Recorded data:
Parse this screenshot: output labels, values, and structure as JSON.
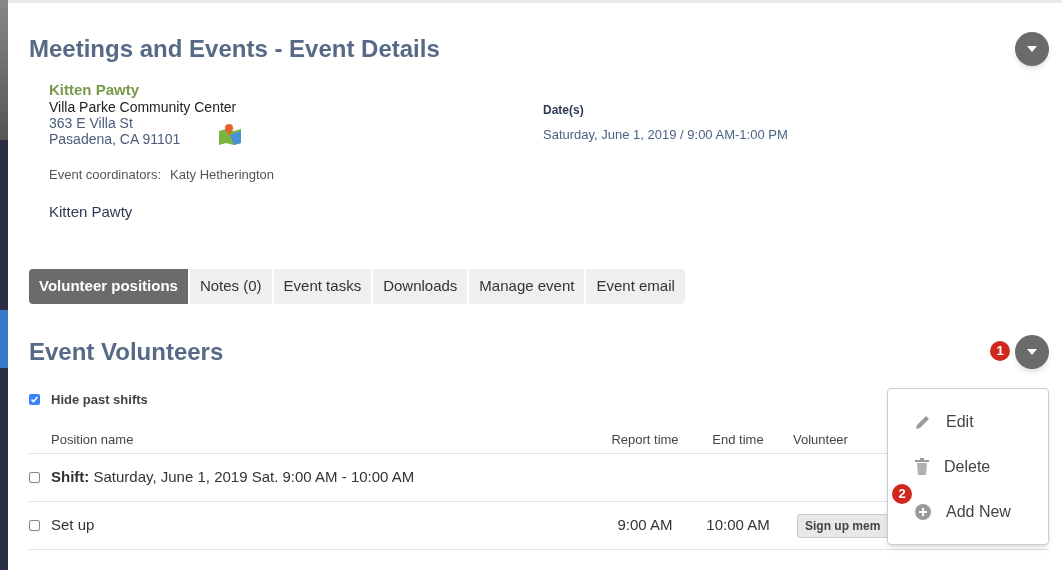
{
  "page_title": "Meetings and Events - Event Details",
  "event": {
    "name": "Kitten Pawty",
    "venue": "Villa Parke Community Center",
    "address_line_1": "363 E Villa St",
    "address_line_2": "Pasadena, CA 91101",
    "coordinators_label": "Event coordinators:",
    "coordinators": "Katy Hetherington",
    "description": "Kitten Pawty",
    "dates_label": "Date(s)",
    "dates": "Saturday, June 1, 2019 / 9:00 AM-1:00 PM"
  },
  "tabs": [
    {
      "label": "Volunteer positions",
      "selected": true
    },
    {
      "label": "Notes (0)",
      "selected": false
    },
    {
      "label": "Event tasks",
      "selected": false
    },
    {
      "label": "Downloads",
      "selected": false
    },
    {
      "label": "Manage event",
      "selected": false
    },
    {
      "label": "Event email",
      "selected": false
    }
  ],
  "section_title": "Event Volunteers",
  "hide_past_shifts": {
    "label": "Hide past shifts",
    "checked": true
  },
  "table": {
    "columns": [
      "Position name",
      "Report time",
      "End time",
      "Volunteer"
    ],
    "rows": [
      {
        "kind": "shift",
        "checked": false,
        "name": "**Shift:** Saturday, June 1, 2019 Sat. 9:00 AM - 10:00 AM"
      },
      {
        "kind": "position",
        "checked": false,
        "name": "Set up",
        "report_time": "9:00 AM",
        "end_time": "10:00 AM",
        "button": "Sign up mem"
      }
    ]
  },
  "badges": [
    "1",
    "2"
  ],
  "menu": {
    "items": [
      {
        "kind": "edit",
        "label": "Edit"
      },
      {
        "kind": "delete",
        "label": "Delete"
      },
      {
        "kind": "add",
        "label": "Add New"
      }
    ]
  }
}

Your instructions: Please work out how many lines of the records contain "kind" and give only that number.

Exercise solution: 5